> **PROBLEM DESCRIPTION**
Each entry should be written out again exactly, so that nothing is lost.

> **Extracted data entries**
══════

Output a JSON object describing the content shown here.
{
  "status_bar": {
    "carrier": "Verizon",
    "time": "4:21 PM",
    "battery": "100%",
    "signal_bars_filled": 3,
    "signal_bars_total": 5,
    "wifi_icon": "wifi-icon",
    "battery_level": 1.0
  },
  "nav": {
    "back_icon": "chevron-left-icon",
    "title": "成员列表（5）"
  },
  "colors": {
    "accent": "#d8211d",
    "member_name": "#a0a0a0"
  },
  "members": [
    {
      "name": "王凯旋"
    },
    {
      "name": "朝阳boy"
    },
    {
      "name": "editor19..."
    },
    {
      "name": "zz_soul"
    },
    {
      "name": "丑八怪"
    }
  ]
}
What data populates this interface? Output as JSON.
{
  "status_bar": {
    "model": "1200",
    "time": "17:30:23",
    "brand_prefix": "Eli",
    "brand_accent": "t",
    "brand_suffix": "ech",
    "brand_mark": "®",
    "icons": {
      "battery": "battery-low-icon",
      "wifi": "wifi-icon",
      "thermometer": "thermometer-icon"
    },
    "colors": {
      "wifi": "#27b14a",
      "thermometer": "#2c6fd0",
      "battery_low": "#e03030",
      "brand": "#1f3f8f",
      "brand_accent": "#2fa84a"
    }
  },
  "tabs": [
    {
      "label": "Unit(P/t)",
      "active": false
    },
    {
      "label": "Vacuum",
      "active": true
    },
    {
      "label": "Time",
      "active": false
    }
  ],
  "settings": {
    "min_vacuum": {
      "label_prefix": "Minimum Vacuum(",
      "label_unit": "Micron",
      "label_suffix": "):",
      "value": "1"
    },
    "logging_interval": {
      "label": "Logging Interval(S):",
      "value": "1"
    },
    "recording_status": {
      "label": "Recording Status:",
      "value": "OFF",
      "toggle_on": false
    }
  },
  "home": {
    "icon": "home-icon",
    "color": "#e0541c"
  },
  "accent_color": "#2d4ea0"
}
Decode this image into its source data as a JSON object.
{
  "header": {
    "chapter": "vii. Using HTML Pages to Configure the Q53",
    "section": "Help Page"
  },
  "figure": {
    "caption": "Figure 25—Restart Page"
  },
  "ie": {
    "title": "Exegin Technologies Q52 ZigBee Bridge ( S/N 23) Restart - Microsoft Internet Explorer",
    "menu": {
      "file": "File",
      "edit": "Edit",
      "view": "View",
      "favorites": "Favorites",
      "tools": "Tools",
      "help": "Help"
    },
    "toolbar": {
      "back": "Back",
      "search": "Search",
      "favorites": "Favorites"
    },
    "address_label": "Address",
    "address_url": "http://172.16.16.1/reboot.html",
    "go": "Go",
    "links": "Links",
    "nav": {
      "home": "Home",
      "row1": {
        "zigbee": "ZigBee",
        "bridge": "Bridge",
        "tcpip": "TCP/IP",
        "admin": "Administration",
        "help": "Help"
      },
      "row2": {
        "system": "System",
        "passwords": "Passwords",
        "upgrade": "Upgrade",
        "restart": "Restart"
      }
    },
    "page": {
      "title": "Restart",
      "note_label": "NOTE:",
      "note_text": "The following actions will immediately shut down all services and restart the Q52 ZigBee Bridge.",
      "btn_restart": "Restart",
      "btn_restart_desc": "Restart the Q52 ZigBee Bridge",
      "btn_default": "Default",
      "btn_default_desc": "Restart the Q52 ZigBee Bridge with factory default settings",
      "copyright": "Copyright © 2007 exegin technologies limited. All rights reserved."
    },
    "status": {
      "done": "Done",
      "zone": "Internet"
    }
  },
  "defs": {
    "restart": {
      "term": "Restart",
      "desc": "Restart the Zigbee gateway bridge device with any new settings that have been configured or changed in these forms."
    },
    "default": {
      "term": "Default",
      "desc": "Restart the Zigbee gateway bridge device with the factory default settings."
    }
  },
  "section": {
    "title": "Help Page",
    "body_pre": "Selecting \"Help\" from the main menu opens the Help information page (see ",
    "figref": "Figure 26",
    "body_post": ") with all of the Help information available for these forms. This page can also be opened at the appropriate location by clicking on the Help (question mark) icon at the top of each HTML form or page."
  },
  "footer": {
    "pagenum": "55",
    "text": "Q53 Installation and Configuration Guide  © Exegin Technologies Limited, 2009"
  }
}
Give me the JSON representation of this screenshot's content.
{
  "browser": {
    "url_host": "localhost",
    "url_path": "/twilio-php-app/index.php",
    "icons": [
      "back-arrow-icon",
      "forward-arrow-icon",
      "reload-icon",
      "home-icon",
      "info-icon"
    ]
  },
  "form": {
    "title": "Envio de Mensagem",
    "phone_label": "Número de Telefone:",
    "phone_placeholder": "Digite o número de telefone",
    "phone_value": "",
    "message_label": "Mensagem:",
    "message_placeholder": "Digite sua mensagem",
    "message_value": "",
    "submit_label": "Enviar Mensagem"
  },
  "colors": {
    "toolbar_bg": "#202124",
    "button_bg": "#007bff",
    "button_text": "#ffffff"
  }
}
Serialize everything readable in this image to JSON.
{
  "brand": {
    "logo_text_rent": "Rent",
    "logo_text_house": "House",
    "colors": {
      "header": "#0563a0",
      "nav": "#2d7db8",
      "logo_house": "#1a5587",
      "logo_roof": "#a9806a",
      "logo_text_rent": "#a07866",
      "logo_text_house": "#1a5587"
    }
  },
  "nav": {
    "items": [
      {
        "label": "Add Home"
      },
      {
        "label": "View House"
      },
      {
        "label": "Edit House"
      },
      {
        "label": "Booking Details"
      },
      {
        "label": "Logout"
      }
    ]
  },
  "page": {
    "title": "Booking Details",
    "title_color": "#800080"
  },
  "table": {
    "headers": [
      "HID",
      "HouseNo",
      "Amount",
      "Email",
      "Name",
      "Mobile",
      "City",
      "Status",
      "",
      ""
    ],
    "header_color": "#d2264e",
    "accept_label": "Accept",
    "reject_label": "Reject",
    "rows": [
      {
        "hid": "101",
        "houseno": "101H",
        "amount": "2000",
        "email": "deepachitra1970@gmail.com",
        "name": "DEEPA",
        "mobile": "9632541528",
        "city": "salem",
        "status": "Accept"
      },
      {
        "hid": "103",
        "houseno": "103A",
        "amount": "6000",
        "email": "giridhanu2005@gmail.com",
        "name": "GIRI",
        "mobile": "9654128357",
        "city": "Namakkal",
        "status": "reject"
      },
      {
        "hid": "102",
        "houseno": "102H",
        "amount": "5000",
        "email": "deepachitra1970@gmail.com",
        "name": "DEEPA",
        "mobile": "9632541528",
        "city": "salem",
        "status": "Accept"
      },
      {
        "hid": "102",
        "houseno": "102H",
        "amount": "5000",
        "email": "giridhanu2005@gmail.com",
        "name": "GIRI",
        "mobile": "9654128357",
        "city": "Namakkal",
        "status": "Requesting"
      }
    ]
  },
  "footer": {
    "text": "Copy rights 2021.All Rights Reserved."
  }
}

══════

> **ANSWER SPACE**
Output a JSON object describing the content shown here.
{
  "status_bar": {
    "carrier": "Verizon",
    "time": "4:21 PM",
    "battery": "100%",
    "signal_bars_filled": 3,
    "signal_bars_total": 5,
    "wifi_icon": "wifi-icon",
    "battery_level": 1.0
  },
  "nav": {
    "back_icon": "chevron-left-icon",
    "title": "成员列表（5）"
  },
  "colors": {
    "accent": "#d8211d",
    "member_name": "#a0a0a0"
  },
  "members": [
    {
      "name": "王凯旋"
    },
    {
      "name": "朝阳boy"
    },
    {
      "name": "editor19..."
    },
    {
      "name": "zz_soul"
    },
    {
      "name": "丑八怪"
    }
  ]
}
What data populates this interface? Output as JSON.
{
  "status_bar": {
    "model": "1200",
    "time": "17:30:23",
    "brand_prefix": "Eli",
    "brand_accent": "t",
    "brand_suffix": "ech",
    "brand_mark": "®",
    "icons": {
      "battery": "battery-low-icon",
      "wifi": "wifi-icon",
      "thermometer": "thermometer-icon"
    },
    "colors": {
      "wifi": "#27b14a",
      "thermometer": "#2c6fd0",
      "battery_low": "#e03030",
      "brand": "#1f3f8f",
      "brand_accent": "#2fa84a"
    }
  },
  "tabs": [
    {
      "label": "Unit(P/t)",
      "active": false
    },
    {
      "label": "Vacuum",
      "active": true
    },
    {
      "label": "Time",
      "active": false
    }
  ],
  "settings": {
    "min_vacuum": {
      "label_prefix": "Minimum Vacuum(",
      "label_unit": "Micron",
      "label_suffix": "):",
      "value": "1"
    },
    "logging_interval": {
      "label": "Logging Interval(S):",
      "value": "1"
    },
    "recording_status": {
      "label": "Recording Status:",
      "value": "OFF",
      "toggle_on": false
    }
  },
  "home": {
    "icon": "home-icon",
    "color": "#e0541c"
  },
  "accent_color": "#2d4ea0"
}
Decode this image into its source data as a JSON object.
{
  "header": {
    "chapter": "vii. Using HTML Pages to Configure the Q53",
    "section": "Help Page"
  },
  "figure": {
    "caption": "Figure 25—Restart Page"
  },
  "ie": {
    "title": "Exegin Technologies Q52 ZigBee Bridge ( S/N 23) Restart - Microsoft Internet Explorer",
    "menu": {
      "file": "File",
      "edit": "Edit",
      "view": "View",
      "favorites": "Favorites",
      "tools": "Tools",
      "help": "Help"
    },
    "toolbar": {
      "back": "Back",
      "search": "Search",
      "favorites": "Favorites"
    },
    "address_label": "Address",
    "address_url": "http://172.16.16.1/reboot.html",
    "go": "Go",
    "links": "Links",
    "nav": {
      "home": "Home",
      "row1": {
        "zigbee": "ZigBee",
        "bridge": "Bridge",
        "tcpip": "TCP/IP",
        "admin": "Administration",
        "help": "Help"
      },
      "row2": {
        "system": "System",
        "passwords": "Passwords",
        "upgrade": "Upgrade",
        "restart": "Restart"
      }
    },
    "page": {
      "title": "Restart",
      "note_label": "NOTE:",
      "note_text": "The following actions will immediately shut down all services and restart the Q52 ZigBee Bridge.",
      "btn_restart": "Restart",
      "btn_restart_desc": "Restart the Q52 ZigBee Bridge",
      "btn_default": "Default",
      "btn_default_desc": "Restart the Q52 ZigBee Bridge with factory default settings",
      "copyright": "Copyright © 2007 exegin technologies limited. All rights reserved."
    },
    "status": {
      "done": "Done",
      "zone": "Internet"
    }
  },
  "defs": {
    "restart": {
      "term": "Restart",
      "desc": "Restart the Zigbee gateway bridge device with any new settings that have been configured or changed in these forms."
    },
    "default": {
      "term": "Default",
      "desc": "Restart the Zigbee gateway bridge device with the factory default settings."
    }
  },
  "section": {
    "title": "Help Page",
    "body_pre": "Selecting \"Help\" from the main menu opens the Help information page (see ",
    "figref": "Figure 26",
    "body_post": ") with all of the Help information available for these forms. This page can also be opened at the appropriate location by clicking on the Help (question mark) icon at the top of each HTML form or page."
  },
  "footer": {
    "pagenum": "55",
    "text": "Q53 Installation and Configuration Guide  © Exegin Technologies Limited, 2009"
  }
}
Give me the JSON representation of this screenshot's content.
{
  "browser": {
    "url_host": "localhost",
    "url_path": "/twilio-php-app/index.php",
    "icons": [
      "back-arrow-icon",
      "forward-arrow-icon",
      "reload-icon",
      "home-icon",
      "info-icon"
    ]
  },
  "form": {
    "title": "Envio de Mensagem",
    "phone_label": "Número de Telefone:",
    "phone_placeholder": "Digite o número de telefone",
    "phone_value": "",
    "message_label": "Mensagem:",
    "message_placeholder": "Digite sua mensagem",
    "message_value": "",
    "submit_label": "Enviar Mensagem"
  },
  "colors": {
    "toolbar_bg": "#202124",
    "button_bg": "#007bff",
    "button_text": "#ffffff"
  }
}
Serialize everything readable in this image to JSON.
{
  "brand": {
    "logo_text_rent": "Rent",
    "logo_text_house": "House",
    "colors": {
      "header": "#0563a0",
      "nav": "#2d7db8",
      "logo_house": "#1a5587",
      "logo_roof": "#a9806a",
      "logo_text_rent": "#a07866",
      "logo_text_house": "#1a5587"
    }
  },
  "nav": {
    "items": [
      {
        "label": "Add Home"
      },
      {
        "label": "View House"
      },
      {
        "label": "Edit House"
      },
      {
        "label": "Booking Details"
      },
      {
        "label": "Logout"
      }
    ]
  },
  "page": {
    "title": "Booking Details",
    "title_color": "#800080"
  },
  "table": {
    "headers": [
      "HID",
      "HouseNo",
      "Amount",
      "Email",
      "Name",
      "Mobile",
      "City",
      "Status",
      "",
      ""
    ],
    "header_color": "#d2264e",
    "accept_label": "Accept",
    "reject_label": "Reject",
    "rows": [
      {
        "hid": "101",
        "houseno": "101H",
        "amount": "2000",
        "email": "deepachitra1970@gmail.com",
        "name": "DEEPA",
        "mobile": "9632541528",
        "city": "salem",
        "status": "Accept"
      },
      {
        "hid": "103",
        "houseno": "103A",
        "amount": "6000",
        "email": "giridhanu2005@gmail.com",
        "name": "GIRI",
        "mobile": "9654128357",
        "city": "Namakkal",
        "status": "reject"
      },
      {
        "hid": "102",
        "houseno": "102H",
        "amount": "5000",
        "email": "deepachitra1970@gmail.com",
        "name": "DEEPA",
        "mobile": "9632541528",
        "city": "salem",
        "status": "Accept"
      },
      {
        "hid": "102",
        "houseno": "102H",
        "amount": "5000",
        "email": "giridhanu2005@gmail.com",
        "name": "GIRI",
        "mobile": "9654128357",
        "city": "Namakkal",
        "status": "Requesting"
      }
    ]
  },
  "footer": {
    "text": "Copy rights 2021.All Rights Reserved."
  }
}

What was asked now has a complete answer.